View Entire Collection
By Clinical Topic
Diabetes – Summer 2012
Future of Nursing Initiative
Heart Failure - Fall 2011
Influenza - Winter 2011
Nursing Ethics - Fall 2011
Trauma - Fall 2010
Traumatic Brain Injury - Fall 2010
Fluids & Electrolytes
Drugs that reduce gastric acid secretion can increase a person's risk of pneumonia, according to results of a study involving more than 300,000 people. People taking proton pump inhibitors such as esomeprazole (Nexium), lansoprazole (Prevacid), and omeprazole (Prilosec) had almost twice the risk of developing community-acquired pneumonia as former users of these drugs.
Proton pump inhibitors are commonly prescribed to treat heartburn and other symptoms associated with gastroesophageal reflux disease. Researchers theorize that by reducing germ-killing stomach acid, these drugs allow pathogens from the upper gastrointestinal tract to colonize the respiratory tract.

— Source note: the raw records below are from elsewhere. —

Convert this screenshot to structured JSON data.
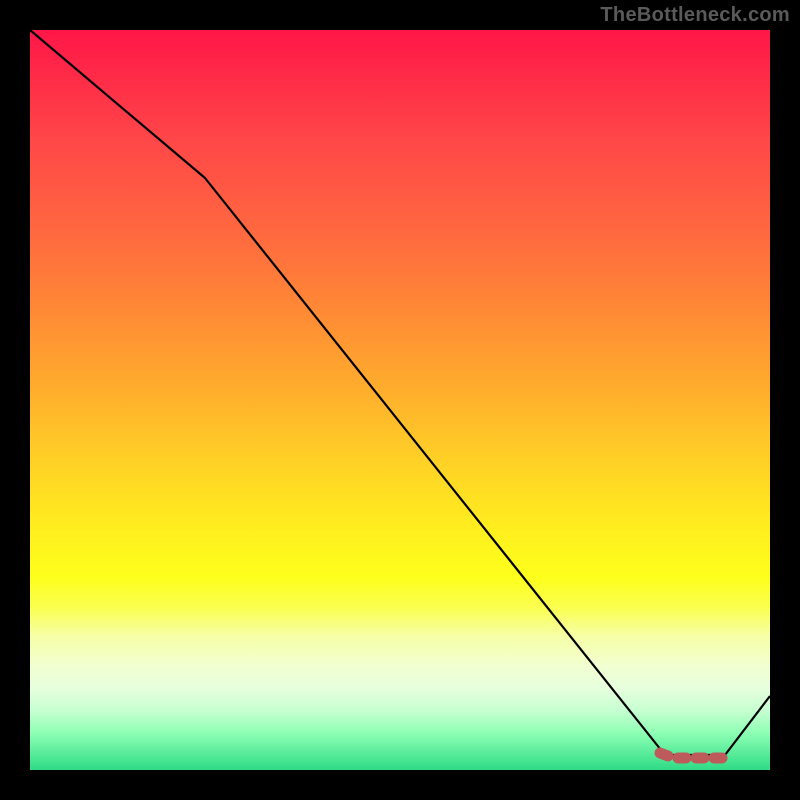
{
  "watermark": "TheBottleneck.com",
  "chart_data": {
    "type": "line",
    "title": "",
    "xlabel": "",
    "ylabel": "",
    "xlim": [
      0,
      100
    ],
    "ylim": [
      0,
      100
    ],
    "background_gradient_stops": [
      {
        "pos": 0,
        "color": "#ff1648"
      },
      {
        "pos": 15,
        "color": "#ff4748"
      },
      {
        "pos": 38,
        "color": "#ff8a35"
      },
      {
        "pos": 58,
        "color": "#ffd026"
      },
      {
        "pos": 74,
        "color": "#fdff1c"
      },
      {
        "pos": 86,
        "color": "#f2ffd1"
      },
      {
        "pos": 95,
        "color": "#8dffb4"
      },
      {
        "pos": 100,
        "color": "#2fd985"
      }
    ],
    "series": [
      {
        "name": "main-curve",
        "color": "#000000",
        "stroke_width": 2,
        "x": [
          0,
          24,
          86,
          94,
          100
        ],
        "y": [
          100,
          80,
          2,
          2,
          10
        ]
      },
      {
        "name": "highlight-segment",
        "color": "#c05a5a",
        "stroke_width": 8,
        "dashed": true,
        "x": [
          85,
          94
        ],
        "y": [
          2,
          2
        ]
      }
    ]
  }
}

Researchers reviewed the medical records of 364,683 patients and identified 5,551 cases of pneumonia. They found that 185 of these infections occurred in people taking acid-suppressing drugs. Researchers say their findings translate to about one case of pneumonia for every 226 patients taking proton pump inhibitors. Histamine2-receptor antagonists, such as cimetidine (Tagamet) and famotidine (Pepcid), also raised the risk of pneumonia, but not as much: For patients taking these drugs, the findings translate to about one case of pneumonia for every 508 patients.

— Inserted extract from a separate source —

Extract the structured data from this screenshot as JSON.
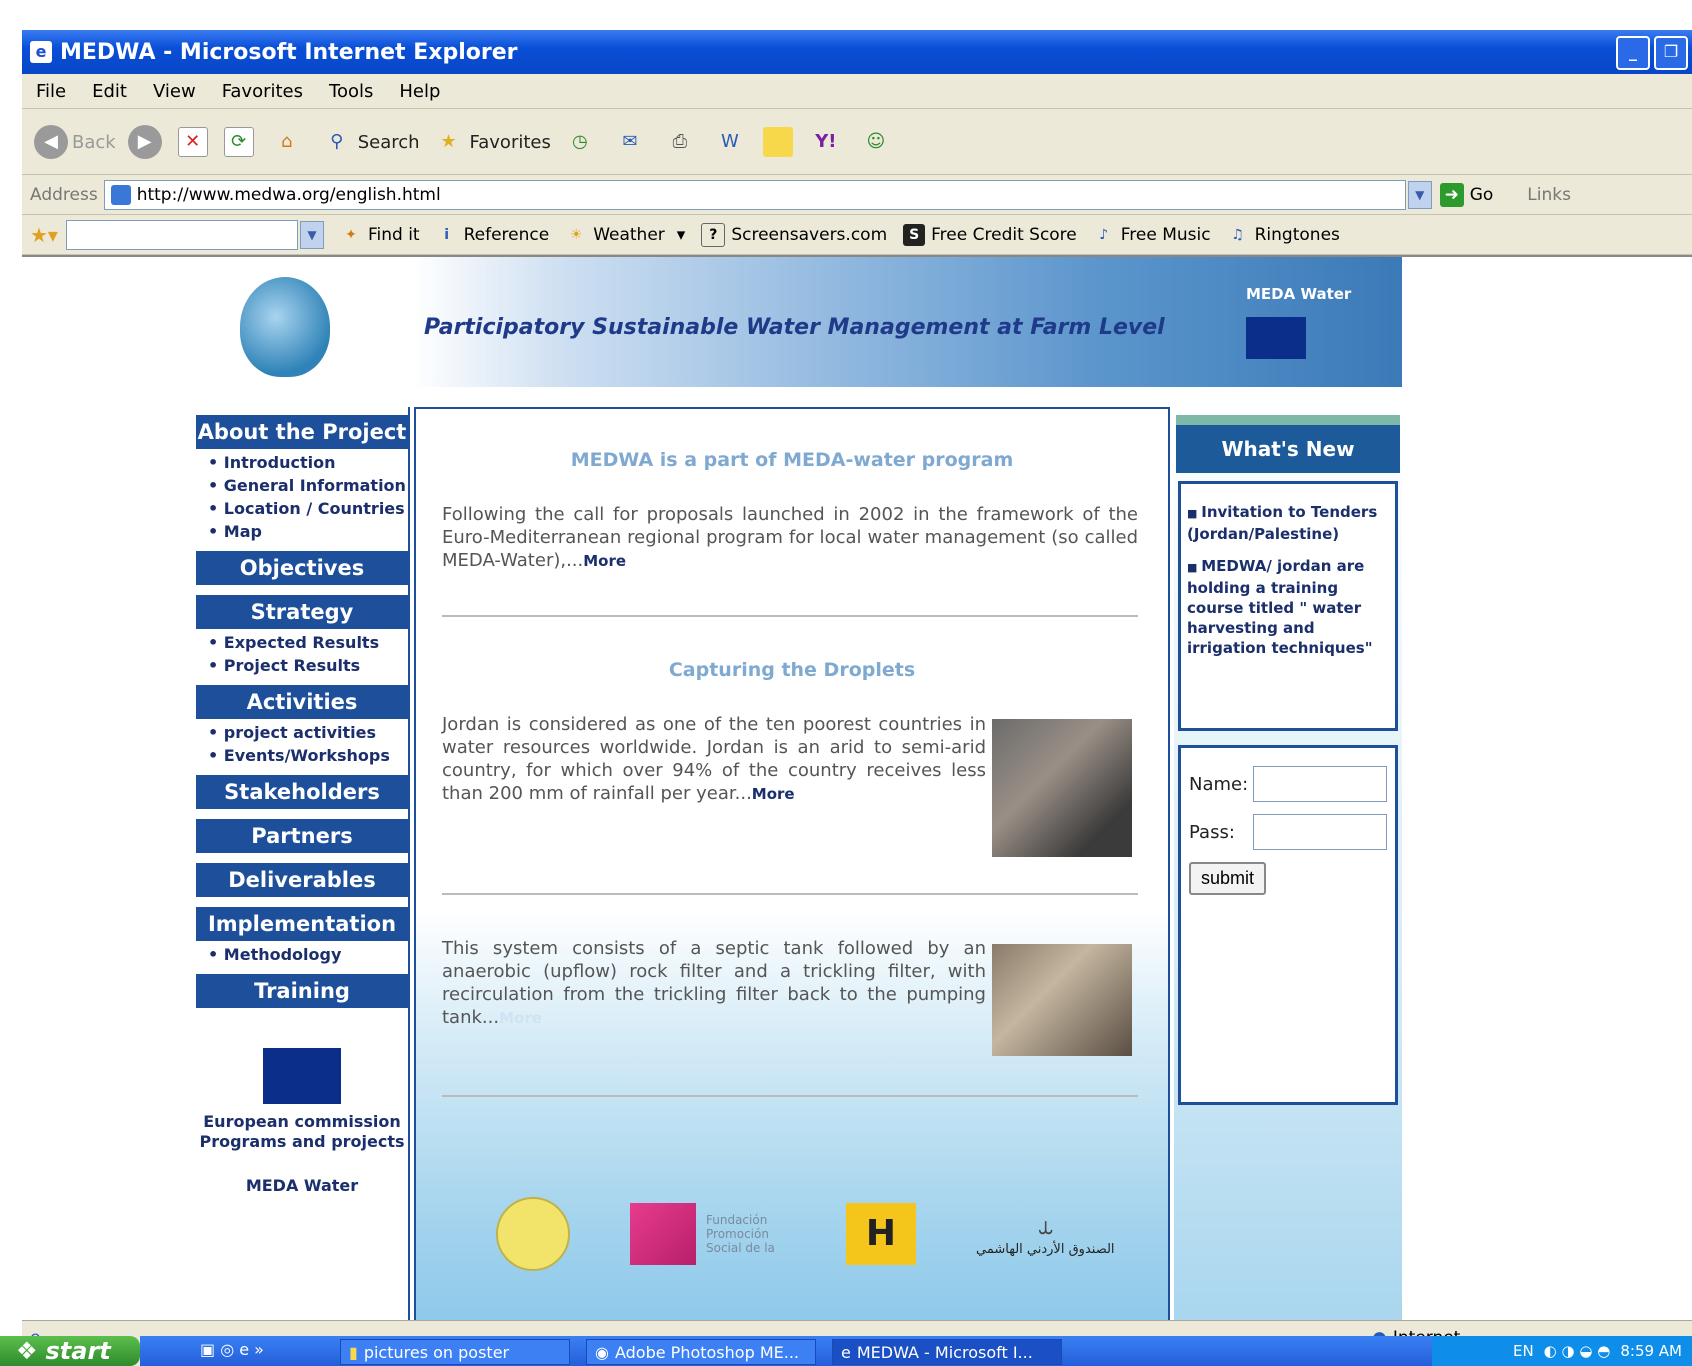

Risk of community-acquired pneumonia and use of gastric acid-suppressive drugs, JAMA, RJ Laheij, et al., October 27, 2004.
Sign up for our free enewsletters to stay up-to-date in your area of practice - or take a look at an archive of prior issues
Join our CESaver program to earn up to 100 contact hours for only $34.95
Explore a world of online resources
Back to Top